Clark State Community College has tentatively been granted $1 million from the state to renovate the former Springfield South High School — a building the college does not own.
If lawmakers approve the proposed 2015-2016 capital improvements budget released this week, Clark State Community College would receive that money for a Food and Bioscience Training Center, reportedly to be housed at the former school building in Springfield.
But Clark State doesn’t own that building and has no current agreement with Springfield City Schools to lease it. The 105-year-old school is in need of renovations that could cost anywhere from $6 million to $39 million, according to various estimates reported by the Springfield News-Sun last year.
Since 2012, the idea has been to house the newly-created Global Impact STEM Academy at South High, if feasible.
School leaders say the grades 9-12 science, technology, engineering and math curriculum would pair nicely with Clark State’s planned precision agriculture program. But discussions about the joint venture haven’t been discussed and news of the state money was a surprise to some this week.
“I heard about it when I read it in the paper,” said GISA Board Chair and Springfield City School Board President Ed Leventhal. “Why there wasn’t any communication about this … is beyond me.”
He said to his knowledge there have been no discussions between the two schools about joint use of that building.
The state money, if approved, is to be used for “the repair, reconstruction and construction of capital assets of state agencies, colleges, universities and school districts,” according to the Ohio Office of Budget and Management, which oversees the capital budget request and recommendation process every two years.
Clark State said on Wednesday that the money would be used to support joint agriculture programs for Clark State, Wright State University and Ohio State University. State Sen. Chris Widener, R-Springfield, a vocal supporter of the STEM school, said that joint program would re-purpose the old South High.

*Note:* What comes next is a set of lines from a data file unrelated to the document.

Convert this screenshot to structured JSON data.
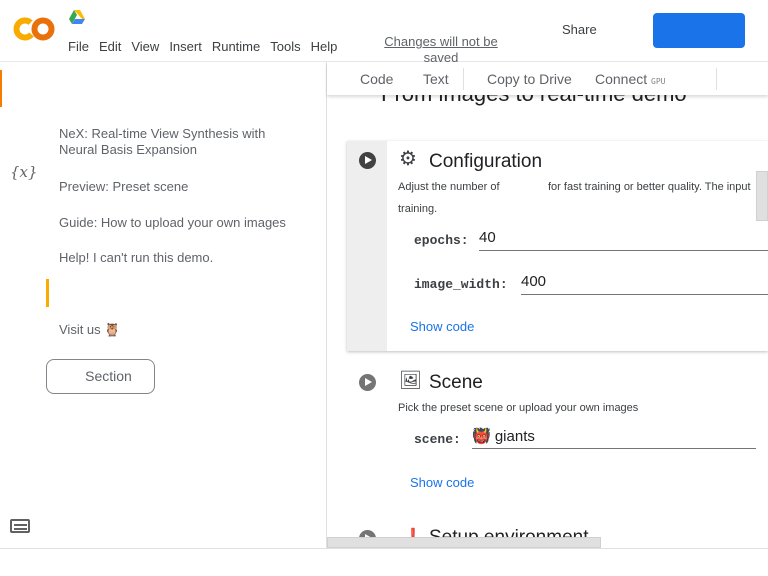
{
  "header": {
    "menu": [
      "File",
      "Edit",
      "View",
      "Insert",
      "Runtime",
      "Tools",
      "Help"
    ],
    "changes_notice": "Changes will not be saved",
    "share_label": "Share",
    "brand_color": "#f9ab00",
    "primary_button_color": "#1a73e8"
  },
  "toolbar": {
    "code_label": "Code",
    "text_label": "Text",
    "copy_label": "Copy to Drive",
    "connect_label": "Connect",
    "gpu_label": "GPU"
  },
  "toc": {
    "items": [
      "NeX: Real-time View Synthesis with Neural Basis Expansion",
      "Preview: Preset scene",
      "Guide: How to upload your own images",
      "Help! I can't run this demo.",
      "Visit us 🦉"
    ],
    "section_button": "Section"
  },
  "sidebar": {
    "variables_icon": "{x}"
  },
  "notebook": {
    "heading": "From images to real-time demo",
    "cells": [
      {
        "title": "Configuration",
        "icon": "⚙",
        "description_part1": "Adjust the number of",
        "description_part2": "for fast training or better quality. The input",
        "description_line2": "training.",
        "params": [
          {
            "name": "epochs:",
            "value": "40"
          },
          {
            "name": "image_width:",
            "value": "400"
          }
        ],
        "show_code": "Show code"
      },
      {
        "title": "Scene",
        "icon": "🖼",
        "description": "Pick the preset scene or upload your own images",
        "params": [
          {
            "name": "scene:",
            "value": "👹 giants"
          }
        ],
        "show_code": "Show code"
      },
      {
        "title": "Setup environment",
        "icon": "❗"
      }
    ]
  }
}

Kim Fish, director of special projects for Springfield City Schools, said the addition of the college program to the South High project seems like it would fit with the mission of GISA. But she added that the district would like to know more about what Clark State envisions.
“We are working with a number of partners to bring South back online to serve the community. We’re interested in learning more about how this project could be part of that effort,” she said.
The district, which still owns the property but plans to lease it to GISA, is currently in the process of writing another grant application for funds, with the intention of renovating the building for shared use with several partners.
“We’re glad to see a piece of this project getting financial support from the state. It’s a project that can have great educational and workforce development impact,” Fish said.
“It’s still pending legislation, so we’ll watch it with interest,” she continued. “In order to make a facility as big as South serve the community, we are trying to bring together lots of partners.”
Jennifer Dietsch, Director of Marketing for Clark State, said the new agriculture program itself is still pending approval.
“The precision agriculture curriculum has been developed and pending approval from the Ohio Board of Regents, the program will start in the fall,” she said. “We’ve already received interest from students interested in starting the program.”
GISA is leasing space from Clark State for its first and second years of operation, and has about 50 freshman students. Director Joshua Jennings said they’ve gotten just shy of 100 applications for the 2014-2015 school year and hope to have between 150 and 175 students for year two.
Jennings said the plans for a permanent home are still up in the air, but the South High building continues to be an option.
“The board continues to consider all options to facilitate our school’s needs for long-term housing,” he said. “South is one of those options.”
He said GISA already actively collaborates with Clark State, Wright State and Ohio State on educational opportunities for students, but he had no prior knowledge of a planned joint use at the high school.
“If this leads us in that direction then that’s fantastic,” Jennings said.